Radiation-tolerant power electronics key to filling satellite infrastructure gap
By Rob Russell, VP of Satellite Business Unit
Boeing O3b program takes a modular approach for LEO satellites
Today’s satellite communications infrastructure is insufficient to support the insatiable global demand for reliable high-speed broadband connectivity. That gap is fueling the rapid design, development and deployment of low-earth-orbit (LEO) and medium-earth-orbit (MEO) communications satellite constellations. These constellations will encircle the earth providing seamless broadband connectivity to every corner of the globe, unlike terrestrial solutions which fall far short of that promise.
Boeing is one of several OEMs approved by the FCC to design, manufacture and launch LEO and MEO satellites into orbit. The Boeing O3b project is targeted specifically at providing broadband connectivity to the “other 3 billion people” (O3b) with limited or no access to high-speed internet. A key challenge of LEO satellite designs like O3b is supplying the power needed to support power-hungry advanced communication circuitry without increasing the size and weight of the power delivery network (PDN). To add to this challenge, the power solution needs to be flexible and scalable to accommodate any unforeseen design changes or modifications in future variants. Because of the accelerated deployment schedule, fast time-to-market is essential to keep the project on schedule.
Surviving in space
Space is a hostile and unforgiving environment, especially when it comes to electrical components, for a number of reasons including dramatic temperature variations, vibration and radiation exposure. However, the degree of radiation protection needed depends on the orbit in which the satellite will operate. Higher orbit geosynchronous (GEO) satellites require radiation-hardened (rad-hard) parts because they reside outside of the Van Allen belts and are therefore exposed to higher levels of radiation. The operational life expectancy of GEO satellites is 3 – 4x that of LEO and MEO, which increases radiation exposure as well. MEO and LEO satellites operate at much lower orbits inside the Van Allen belts, which results in lower radiation exposure; therefore, radiation tolerant parts will suffice. Some will argue that commercial-off-the-shelf (COTS) products are adequate to work in LEO satellites, but that can be a risky even with the lower radiation levels. Prudence dictates that some level of radiation protection is required to ensure proper operation and duty cycle of the satellite. After all, you can’t dispatch a service technician to fix it if that $0.25 COTS part fails in space rendering a multimillion dollar satellite inoperable.
A power-dense, rad-tolerant solution

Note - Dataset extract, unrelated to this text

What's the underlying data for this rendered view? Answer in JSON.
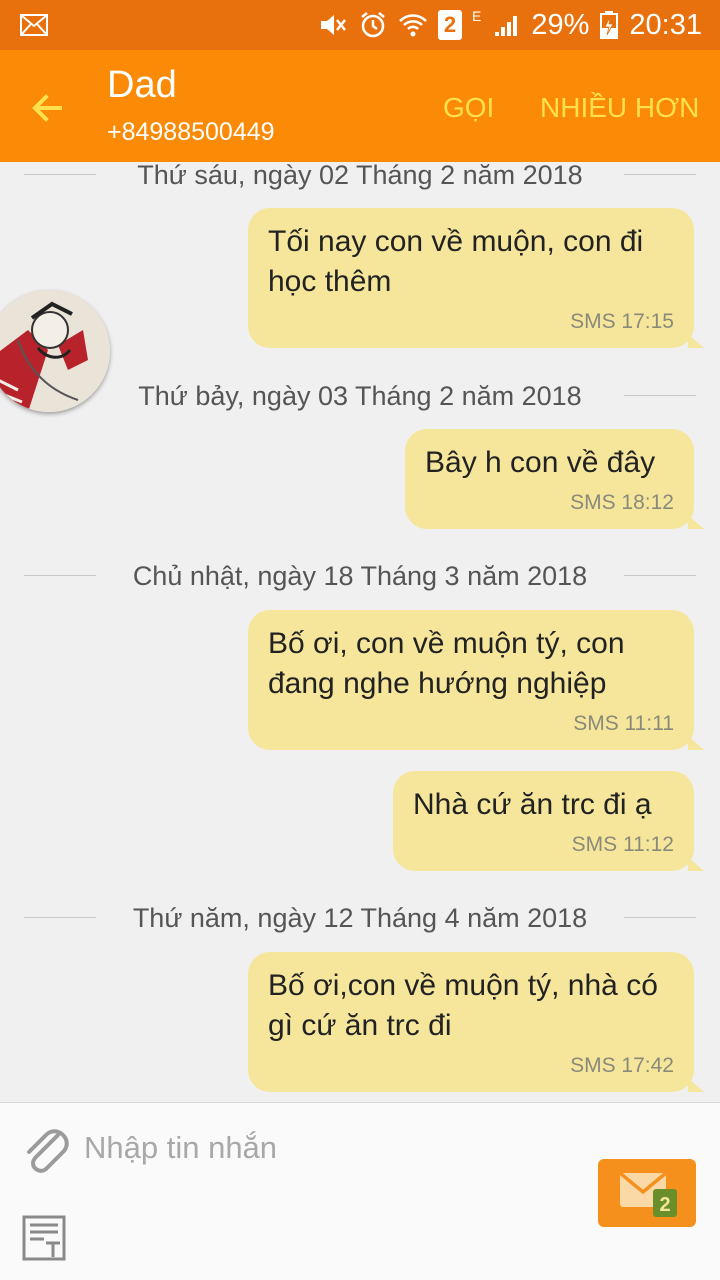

An alternative to using COTS power solutions, the rad-tolerant modular approach to power delivery provides protection from radiation while still providing the highest power density in the industry in addition to being ultra-flexible and scalable in their architecture and implementation (Figure 1).
Figure 1: Vicor module and PDN illustration showing ease of implementation.
A close Vicor-Boeing collaboration on the O3b program resulted in a high-performing solution. The Vicor radiation-fault-tolerant DC-DC converter power modules, housed in the new Vicor plated SM-ChiP™ package, are capable of powering low-voltage ASICs of up to 300 watts from a 100V nominal power source. Immunity to single-event upsets is achieved using a redundant architecture within each module, where two identical and parallel powertrains with fault-tolerant control ICs are housed in a single high-density SM-ChiP package (Figure 2).
Figure 2: A dual powertrain, fault-tolerant design.
Advanced communication satellites require high power density and low noise. Vicor soft-switching, high-frequency ZCS/ZVS power stages reduce the power system noise floor, reducing filtering requirements, enabling signal integrity and total system performance with the requisite high level of reliability.
The complete power-source-to-point-of-load solution consists of four SM-ChiPs: the BCM3423, a 100V nominal, 300 watt K = 1/3 bus converter in a 34 x 23mm package; the PRM2919, a 33V nominal 200W regulator in a 29 x 19mm package; and two VTM2919 current multipliers, a K = 1/32 with an output of 0.8V at 150A and a K = 1/8 with an output of 3.3V at 50 amps. The solution powers the ASIC directly from the 100V power source with minimal external components and low-noise operation.
All of the modules are available in the Vicor high-density SM-ChiP package with BGA (ball grid array) connections. Operating temperature for the ChiPs is –30 to 125°C.
Innovation needed to delivery next-generation NewSpace performance
There are some major differences between discrete and modular power solutions. To achieve the aggressive goals of O3b a modular approach excels in several important areas. For additional details supporting the conclusions shared in the table, read the full PDN whitepaper.